It feels like just yesterday — or rather last week — that I was opining the mysteries of why Assemblywoman Lucy Flores would not be a good pick for the Democratic ticket in the lieutenant governor’s race? She’s popular in her largely Latino district; she’s the first Latina in the Assembly; she’s got a helluva redemption story; and she got a lot of ink (and a catchy #fierceflores hashtag courtesy of yours truly) during the 2013 Legislature. Come on Democrats, what’s not to love?
It seems that the Godfather of Nevada Politics — aka Sen. Majority Leader Harry Reid — has other ideas. Here’s a bit from last week’s post to sum it up:
Apparently, the scuttle-butt is that Reid is still shopping for his pick for a solid Democratic candidate for the LG race. Presumably, one whom he can trust to make Gov. Brian Sandoval blink when it comes time to consider running for Senate in 2016 (again, presumably against Reid). … The Emily’s List-backed Dem is coming off of an undeniably influence-raising session at the Legislature. … But Reid’s not so sure.
God only knows why Reid can’t bring himself to back the Democratic candidate with the best name recognition, momentum, and let’s face it bankable attributes — being a Hispanic woman. But it’s a good guess that it has something to do with the volumes of evidence that Reid has a problem with strong women.
There’s something about this that seems awfully familiar. Some other names from election seasons past are floating to mind. Remember that time when Barbara Buckley withdrew from the governor’s race after not-at-all getting heat from the senior Reid (to make way for junior Reid to totally not win the governor’s office) — nudge-nudge? Or how about when Rep. Dina Titus dared to go up against Reid’s pick (Ruben Kihuen) for Congress last year? (And she won and looks to be a in a safe seat, regardless of what Reid wants.)
As I’ve often wondered aloud, why does Reid have such a problem with strong female candidates? And is his chess-like maneuvering getting close to an end-game with party registration numbers greatly benefiting ANY Democratic candidate who is popular enough to get past a primary, especially in Southern Nevada? As Titus’ refusal to back down shows, there’s room in Nevada for strong female candidates to boast their own swagger — if they can bring the numbers and the campaign dollars.
When I talked to Flores last week, she assured me that she would like very much to run but feels hesitant to throw her hat in the ring without getting the nod from Reid. Apparently, some folks don’t much care to wait. (Perhaps they want Flores to take a page from Titus’ playbook.)

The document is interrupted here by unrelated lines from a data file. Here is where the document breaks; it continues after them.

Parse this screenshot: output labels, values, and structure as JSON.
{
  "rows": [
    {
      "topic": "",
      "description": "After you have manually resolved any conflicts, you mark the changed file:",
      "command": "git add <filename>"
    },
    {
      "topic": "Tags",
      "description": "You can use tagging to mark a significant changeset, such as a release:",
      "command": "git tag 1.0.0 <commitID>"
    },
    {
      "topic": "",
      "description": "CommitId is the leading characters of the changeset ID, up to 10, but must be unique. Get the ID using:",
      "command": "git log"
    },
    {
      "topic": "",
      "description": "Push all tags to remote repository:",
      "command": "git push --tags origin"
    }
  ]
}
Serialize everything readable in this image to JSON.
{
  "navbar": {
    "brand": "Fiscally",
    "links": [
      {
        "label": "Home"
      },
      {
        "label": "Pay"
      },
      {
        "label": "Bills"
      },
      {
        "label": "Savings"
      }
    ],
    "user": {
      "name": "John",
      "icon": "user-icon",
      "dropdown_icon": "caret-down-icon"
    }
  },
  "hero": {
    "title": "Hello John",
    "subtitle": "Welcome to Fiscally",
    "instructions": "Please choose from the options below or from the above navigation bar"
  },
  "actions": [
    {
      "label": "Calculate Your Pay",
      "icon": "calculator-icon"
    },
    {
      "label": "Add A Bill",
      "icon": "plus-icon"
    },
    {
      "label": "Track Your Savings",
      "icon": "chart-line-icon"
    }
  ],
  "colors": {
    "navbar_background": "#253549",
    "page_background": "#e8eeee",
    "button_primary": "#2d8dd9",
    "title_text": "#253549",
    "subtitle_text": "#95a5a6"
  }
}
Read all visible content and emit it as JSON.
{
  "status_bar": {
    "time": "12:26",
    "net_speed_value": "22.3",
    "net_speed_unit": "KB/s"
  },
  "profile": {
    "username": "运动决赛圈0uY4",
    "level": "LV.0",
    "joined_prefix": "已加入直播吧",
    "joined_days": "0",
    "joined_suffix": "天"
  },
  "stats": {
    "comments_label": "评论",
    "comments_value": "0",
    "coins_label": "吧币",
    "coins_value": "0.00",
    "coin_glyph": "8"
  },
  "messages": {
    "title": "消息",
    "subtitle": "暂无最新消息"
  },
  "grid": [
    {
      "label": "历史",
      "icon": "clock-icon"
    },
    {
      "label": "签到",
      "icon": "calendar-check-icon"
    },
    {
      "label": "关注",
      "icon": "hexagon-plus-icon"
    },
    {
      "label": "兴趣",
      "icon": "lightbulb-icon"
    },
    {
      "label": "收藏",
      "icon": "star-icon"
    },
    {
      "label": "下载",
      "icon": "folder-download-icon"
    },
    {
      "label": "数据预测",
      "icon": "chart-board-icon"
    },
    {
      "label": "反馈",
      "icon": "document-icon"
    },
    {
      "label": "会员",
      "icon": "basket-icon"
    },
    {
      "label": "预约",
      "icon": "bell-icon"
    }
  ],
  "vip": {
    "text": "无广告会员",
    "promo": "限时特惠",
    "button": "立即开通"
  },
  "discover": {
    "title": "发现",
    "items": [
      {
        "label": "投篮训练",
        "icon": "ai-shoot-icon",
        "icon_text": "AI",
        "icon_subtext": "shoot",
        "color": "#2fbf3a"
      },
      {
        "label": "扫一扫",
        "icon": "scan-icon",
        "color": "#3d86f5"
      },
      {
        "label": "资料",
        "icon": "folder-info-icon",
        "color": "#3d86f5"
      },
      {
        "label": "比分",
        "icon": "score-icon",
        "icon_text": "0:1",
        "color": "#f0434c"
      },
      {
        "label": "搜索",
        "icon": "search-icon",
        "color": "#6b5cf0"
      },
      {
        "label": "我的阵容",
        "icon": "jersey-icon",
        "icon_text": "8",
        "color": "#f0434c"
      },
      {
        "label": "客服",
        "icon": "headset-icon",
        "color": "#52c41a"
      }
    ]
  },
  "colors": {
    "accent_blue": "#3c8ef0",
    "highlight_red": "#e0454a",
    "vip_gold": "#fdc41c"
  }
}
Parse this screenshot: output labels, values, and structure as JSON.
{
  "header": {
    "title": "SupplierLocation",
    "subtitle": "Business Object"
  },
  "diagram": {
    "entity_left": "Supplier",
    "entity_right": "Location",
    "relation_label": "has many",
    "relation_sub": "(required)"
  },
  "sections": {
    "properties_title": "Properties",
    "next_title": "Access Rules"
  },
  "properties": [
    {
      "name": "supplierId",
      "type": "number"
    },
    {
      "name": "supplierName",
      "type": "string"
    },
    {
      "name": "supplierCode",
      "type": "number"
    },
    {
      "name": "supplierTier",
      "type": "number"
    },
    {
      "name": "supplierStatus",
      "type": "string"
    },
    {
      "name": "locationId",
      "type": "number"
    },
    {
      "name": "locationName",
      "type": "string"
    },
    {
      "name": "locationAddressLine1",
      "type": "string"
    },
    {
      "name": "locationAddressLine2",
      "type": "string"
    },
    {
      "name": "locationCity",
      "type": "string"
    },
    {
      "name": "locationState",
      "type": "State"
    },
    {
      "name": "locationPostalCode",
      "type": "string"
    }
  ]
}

Yesterday, I saw this internet meme floating around the social media landscape, posted by Christopher Preciado with the following call to arms, “The prospect of having Lucy Flores be on the ticket for Lt. Governor is one worth hitting the pavement for! #Latina #NVleg #NVdems #Diversity #FierceFlores”
Hmm … if Flores uses the #FierceFlores moniker in her campaign material, can I get royalties? … Wait. What was I talking about again? Oh, right. …
I can’t help but wonder if this is the start of a groundswell or some wishful thinking. Only time and perhaps some monitoring of the internets over the weekend will tell.
And there’s the question of whether or not a groundswell will matter. Reid has seemingly anointed Susie Lee, an education activist, for the role, as reported on Wednesday by Jon Ralston:
Lee’s ascension seems to signal the fall from favor of Assemblywoman Lucy Flores, who seemed to realize Tuesday when I communicated with her that her stock has plummeted. No logner is she the dynamic young Hispanic with national friends — now she is the peripatetic, mercurial lawmaker who can’t be trusted with This Race. Flores seemed to be contemplating whether to bring her fierce competitiveness to a contest where she would not be anointed, as Lee could be.
What a (possible) race this is turning out to be for the 2014 campaign season. Who would have thought that the lieutenant governor’s race would be the one to watch? Need I remind you that only seven past LGs have gone on to become governor? Apparently, in this campaign season, the ones to watch are the ones fighting over the bride’s bouquet.